Oh, and those paying attention may be wondering what the result of my ingesting so much coconut was. Well, my face swelled up and my tongue was a little itchy, but more than in the past, I was able to still taste. One of my problems with my allergic reaction to coconut used to be the inability to taste after I’d had coconut, which is a problem when you’re a food blogger. But that night, I had no such issues and continued to be able to taste just fine. I proceeded to test my allergy more in the upcoming weeks, though we’ll see how well that worked…
Then the results were announced. As I’d expected, Angelo Sosa’s excellent dish took first. While my personal preference was actually Zak Pelaccio’s dish, it was easy to understand why Angelo received more votes. A number of reasons, really: Angelo went first, so it was before anyone got tired of eating or stopped paying attention; Angelo is experienced in talking in front of a crowd, ‘selling’ your dish so to speak, and he worked the crowd very well. His dish was very tasty, but Zak’s was better… but, to be blunt, Angelo also just has the look. Take a look at Angelo vs. Zak… Angelo is much more marketable than Zak. Plus – and I respect him for this – Zak didn’t try to win the crowd. He definitely had the air of “let the food speak for itself” – and it did, his dish was incredible! – and didn’t patter too much, he must have been tired after his flight – but c’est ca.
I had a lot of fun at this event, learning about beef rendang and sampling all the different kinds. I really appreciated that we were also given a classic beef rendang to start the event – so we all had a baseline understanding of what to expect in the dish – which made the event all that much more fun. Thanks to Malaysia Kitchen and their PR for inviting me to join in the fun – I had so much fun, and I immediately began seeking out beef rendang in restaurants (posts to come!).

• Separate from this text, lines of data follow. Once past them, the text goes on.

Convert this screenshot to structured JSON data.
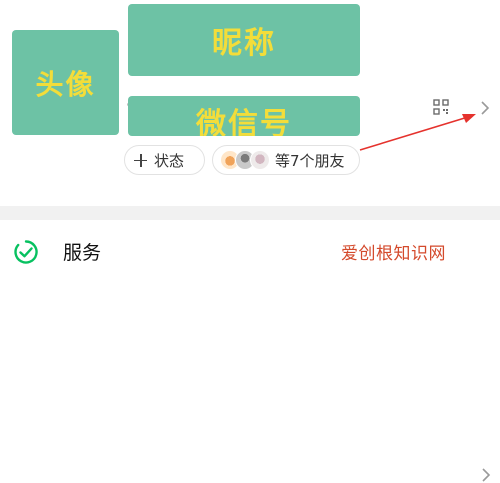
{
  "profile": {
    "avatar_label": "头像",
    "nickname_label": "昵称",
    "wechat_id_label": "微信号",
    "status_button": "状态",
    "friends_text": "等7个朋友"
  },
  "menu": {
    "service_label": "服务"
  },
  "watermark": "爱创根知识网",
  "colors": {
    "placeholder_block": "#6dc2a5",
    "placeholder_text": "#f3dd3a",
    "annotation_arrow": "#e5322d",
    "service_icon": "#07c160",
    "divider": "#f1f1f1"
  },
  "icons": {
    "qr": "qr-code-icon",
    "chevron": "chevron-right-icon",
    "service": "service-check-icon",
    "plus": "plus-icon"
  }
}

Per usual, I just post about these events so you can all get a taste of the cool things I get to do as a food blogger.